> [Problem statement] Every line of the records below that holds the word "ANALYSIS" belongs in the answer.

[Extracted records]

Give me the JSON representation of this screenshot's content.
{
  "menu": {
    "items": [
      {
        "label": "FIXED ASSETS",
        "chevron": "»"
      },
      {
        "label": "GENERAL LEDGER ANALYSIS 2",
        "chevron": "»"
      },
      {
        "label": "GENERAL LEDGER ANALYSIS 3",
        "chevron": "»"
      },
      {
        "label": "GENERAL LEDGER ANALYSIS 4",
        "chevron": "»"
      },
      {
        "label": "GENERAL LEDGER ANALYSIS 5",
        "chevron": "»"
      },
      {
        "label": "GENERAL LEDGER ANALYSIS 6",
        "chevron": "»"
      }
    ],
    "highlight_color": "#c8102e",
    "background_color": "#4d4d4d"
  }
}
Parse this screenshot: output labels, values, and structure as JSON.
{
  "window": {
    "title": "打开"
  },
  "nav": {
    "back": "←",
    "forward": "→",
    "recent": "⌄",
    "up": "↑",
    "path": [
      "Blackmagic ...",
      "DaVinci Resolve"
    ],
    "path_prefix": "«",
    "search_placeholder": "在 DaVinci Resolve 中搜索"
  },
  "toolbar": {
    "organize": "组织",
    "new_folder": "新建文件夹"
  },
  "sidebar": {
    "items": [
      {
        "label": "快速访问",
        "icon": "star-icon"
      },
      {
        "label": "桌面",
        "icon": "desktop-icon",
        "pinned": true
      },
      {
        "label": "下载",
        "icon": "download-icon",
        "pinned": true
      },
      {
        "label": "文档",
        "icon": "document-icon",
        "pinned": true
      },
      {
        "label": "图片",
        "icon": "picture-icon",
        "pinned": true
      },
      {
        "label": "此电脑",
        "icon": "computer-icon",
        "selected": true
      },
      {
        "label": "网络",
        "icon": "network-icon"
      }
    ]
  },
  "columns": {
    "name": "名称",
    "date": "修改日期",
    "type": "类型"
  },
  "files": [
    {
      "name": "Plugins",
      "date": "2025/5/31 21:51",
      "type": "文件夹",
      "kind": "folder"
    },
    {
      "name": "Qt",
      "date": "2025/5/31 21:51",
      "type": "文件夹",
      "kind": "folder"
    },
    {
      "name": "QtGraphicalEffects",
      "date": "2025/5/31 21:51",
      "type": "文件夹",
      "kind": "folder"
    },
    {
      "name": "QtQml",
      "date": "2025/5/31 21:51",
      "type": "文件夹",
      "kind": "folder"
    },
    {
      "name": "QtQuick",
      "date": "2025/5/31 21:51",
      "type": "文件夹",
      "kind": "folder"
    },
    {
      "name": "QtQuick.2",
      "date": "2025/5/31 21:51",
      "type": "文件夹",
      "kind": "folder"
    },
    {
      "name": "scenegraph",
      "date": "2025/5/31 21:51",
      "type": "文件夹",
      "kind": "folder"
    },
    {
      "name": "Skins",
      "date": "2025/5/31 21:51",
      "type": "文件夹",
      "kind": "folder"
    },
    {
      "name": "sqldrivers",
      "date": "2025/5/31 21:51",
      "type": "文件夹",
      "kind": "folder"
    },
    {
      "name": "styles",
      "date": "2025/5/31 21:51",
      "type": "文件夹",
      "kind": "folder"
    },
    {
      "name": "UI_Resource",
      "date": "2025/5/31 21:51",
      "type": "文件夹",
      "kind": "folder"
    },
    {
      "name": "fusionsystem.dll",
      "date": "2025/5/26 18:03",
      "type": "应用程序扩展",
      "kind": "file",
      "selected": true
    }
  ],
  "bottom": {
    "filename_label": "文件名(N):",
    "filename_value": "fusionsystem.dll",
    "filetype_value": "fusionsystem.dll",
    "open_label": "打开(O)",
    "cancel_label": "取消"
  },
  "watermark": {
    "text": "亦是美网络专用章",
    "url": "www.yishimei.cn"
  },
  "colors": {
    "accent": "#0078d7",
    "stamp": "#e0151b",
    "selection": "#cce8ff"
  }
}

> [Response below]
        "label": "GENERAL LEDGER ANALYSIS 2",
        "label": "GENERAL LEDGER ANALYSIS 3",
        "label": "GENERAL LEDGER ANALYSIS 4",
        "label": "GENERAL LEDGER ANALYSIS 5",
        "label": "GENERAL LEDGER ANALYSIS 6",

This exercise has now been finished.